So as a connoisseur of pb-related confections, I was entirely too sceptical about a vegan variety. But if you’re looking for a veggie-friendly alternative, this recipe’s got it all: the taste, the texture, and most importantly, the added bonus of a jam centre. It’s nuts.
Vegan Peanut Butter & Jelly Thumbprints
YOU’RE GONNA NEED: cookie sheets, parchment paper, a piping bag*
1 1/2 cup flour
1/2 cup oats
1/4 tsp salt
3/4 cup sugar
1/2 cup peanut butter
1 tsp olive or vegetable oil
1/3 cup water
1 cup jelly, whichever you prefer (I used strawberry)

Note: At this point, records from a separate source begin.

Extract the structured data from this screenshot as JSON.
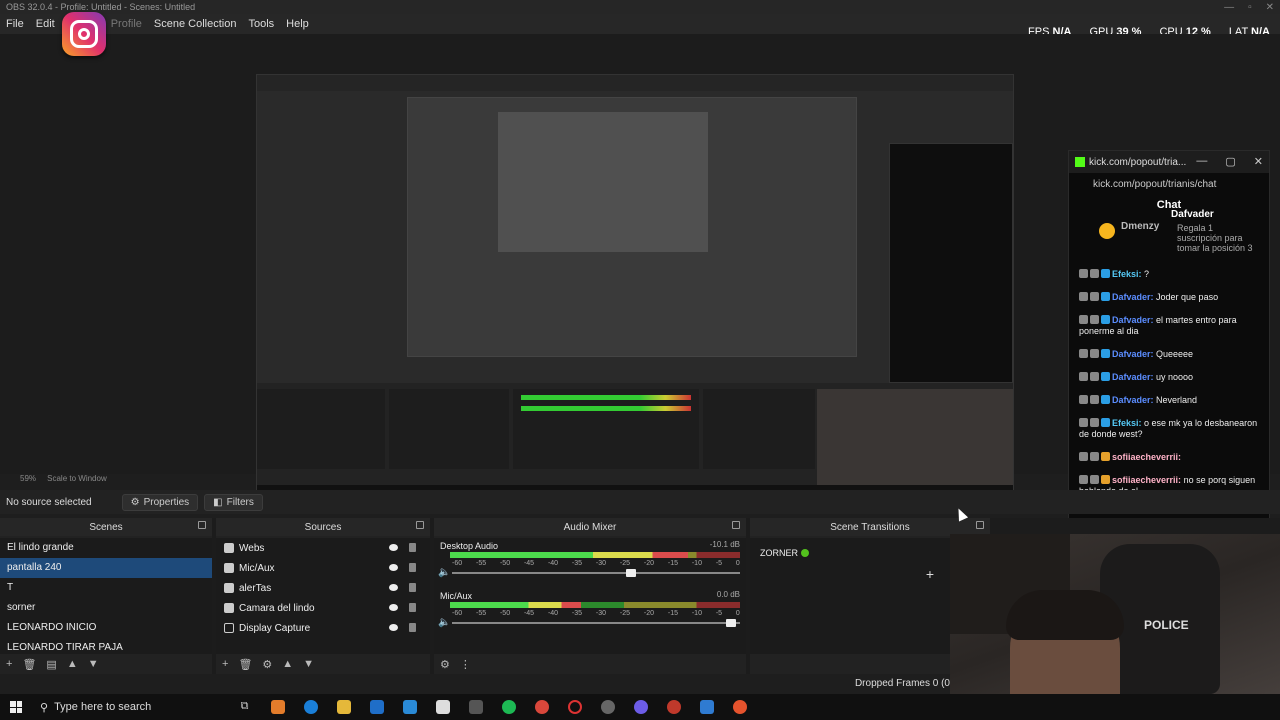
{
  "window": {
    "title": "OBS 32.0.4 - Profile: Untitled - Scenes: Untitled"
  },
  "menu": [
    "File",
    "Edit",
    "Profile",
    "Scene Collection",
    "Tools",
    "Help"
  ],
  "stats": {
    "fps_label": "FPS",
    "fps": "N/A",
    "gpu_label": "GPU",
    "gpu": "39 %",
    "cpu_label": "CPU",
    "cpu": "12 %",
    "lat_label": "LAT",
    "lat": "N/A"
  },
  "preview": {
    "zoom": "59%",
    "scale_mode": "Scale to Window"
  },
  "chat": {
    "url_title": "kick.com/popout/tria...",
    "url": "kick.com/popout/trianis/chat",
    "header": "Chat",
    "pinned": {
      "user": "Dmenzy",
      "gifter": "Dafvader",
      "text": "Regala 1 suscripción para tomar la posición 3"
    },
    "messages": [
      {
        "user": "Efeksi:",
        "text": "?",
        "color": "#55c9f5"
      },
      {
        "user": "Dafvader:",
        "text": "Joder que paso",
        "color": "#5b8dff"
      },
      {
        "user": "Dafvader:",
        "text": "el martes entro para ponerme al dia",
        "color": "#5b8dff"
      },
      {
        "user": "Dafvader:",
        "text": "Queeeee",
        "color": "#5b8dff"
      },
      {
        "user": "Dafvader:",
        "text": "uy noooo",
        "color": "#5b8dff"
      },
      {
        "user": "Dafvader:",
        "text": "Neverland",
        "color": "#5b8dff"
      },
      {
        "user": "Efeksi:",
        "text": "o ese mk ya lo desbanearon de donde west?",
        "color": "#55c9f5"
      },
      {
        "user": "sofiiaecheverrii:",
        "text": "",
        "color": "#ffb3c8"
      },
      {
        "user": "sofiiaecheverrii:",
        "text": "no se porq siguen hablando de el",
        "color": "#ffb3c8"
      }
    ]
  },
  "context_bar": {
    "no_source": "No source selected",
    "properties": "Properties",
    "filters": "Filters"
  },
  "docks": {
    "scenes": {
      "title": "Scenes",
      "items": [
        "El lindo grande",
        "pantalla 240",
        "T",
        "sorner",
        "LEONARDO INICIO",
        "LEONARDO TIRAR PAJA"
      ],
      "selected": 1
    },
    "sources": {
      "title": "Sources",
      "items": [
        {
          "name": "Webs",
          "icon": "globe-icon"
        },
        {
          "name": "Mic/Aux",
          "icon": "mic-icon"
        },
        {
          "name": "alerTas",
          "icon": "globe-icon"
        },
        {
          "name": "Camara del lindo",
          "icon": "camera-icon"
        },
        {
          "name": "Display Capture",
          "icon": "display-icon"
        }
      ]
    },
    "mixer": {
      "title": "Audio Mixer",
      "ticks": [
        "-60",
        "-55",
        "-50",
        "-45",
        "-40",
        "-35",
        "-30",
        "-25",
        "-20",
        "-15",
        "-10",
        "-5",
        "0"
      ],
      "channels": [
        {
          "name": "Desktop Audio",
          "db": "-10.1 dB",
          "level": 0.82,
          "volume": 0.62
        },
        {
          "name": "Mic/Aux",
          "db": "0.0 dB",
          "level": 0.45,
          "volume": 0.97
        }
      ]
    },
    "transitions": {
      "title": "Scene Transitions",
      "item": "ZORNER"
    }
  },
  "status": {
    "dropped_frames": "Dropped Frames 0 (0"
  },
  "taskbar": {
    "search_placeholder": "Type here to search"
  }
}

1. Preheat oven to 325F (160C). Line cookie sheets with parchment paper*.
2. Whisk together flour, oats and salt. Set aside.
3. Using an electric mixer, beat together sugar, peanut butter and oil until combined. Gradually add the water.
4. Beat in the flour, until just combined. It should now be a soft (not sticky) dough that can be shaped.
5. Using a teaspoon, roll dough into balls (you should get roughly three dozen) and place onto prepared cookie sheets about an inch apart. Press into each with your thumb, making an indent.
6. Pipe jam into each indent using the piping bag. Bake for 11-15 minutes, until slightly golden around the edges and firm.
Okay, you don’t need a piping bag. It just makes it a little neater than spooning it onto the cookies. Don’t want to buy one? Do it DIY-style with a snack bag: just spoon the jam into the bag, snip off the tip of one of the corners, and hey-presto. Or, you know, just spoon it on.
Again, you don’t absolutely have to do this. I’ve baked these with and without parchment paper, and have never had a problem with pesky stuck-on cookies.
Cookie recipe adapted from Vegetarian Times.
Store these in an airtight container and eat within 3 days (they have a tendency to get quite hard otherwise).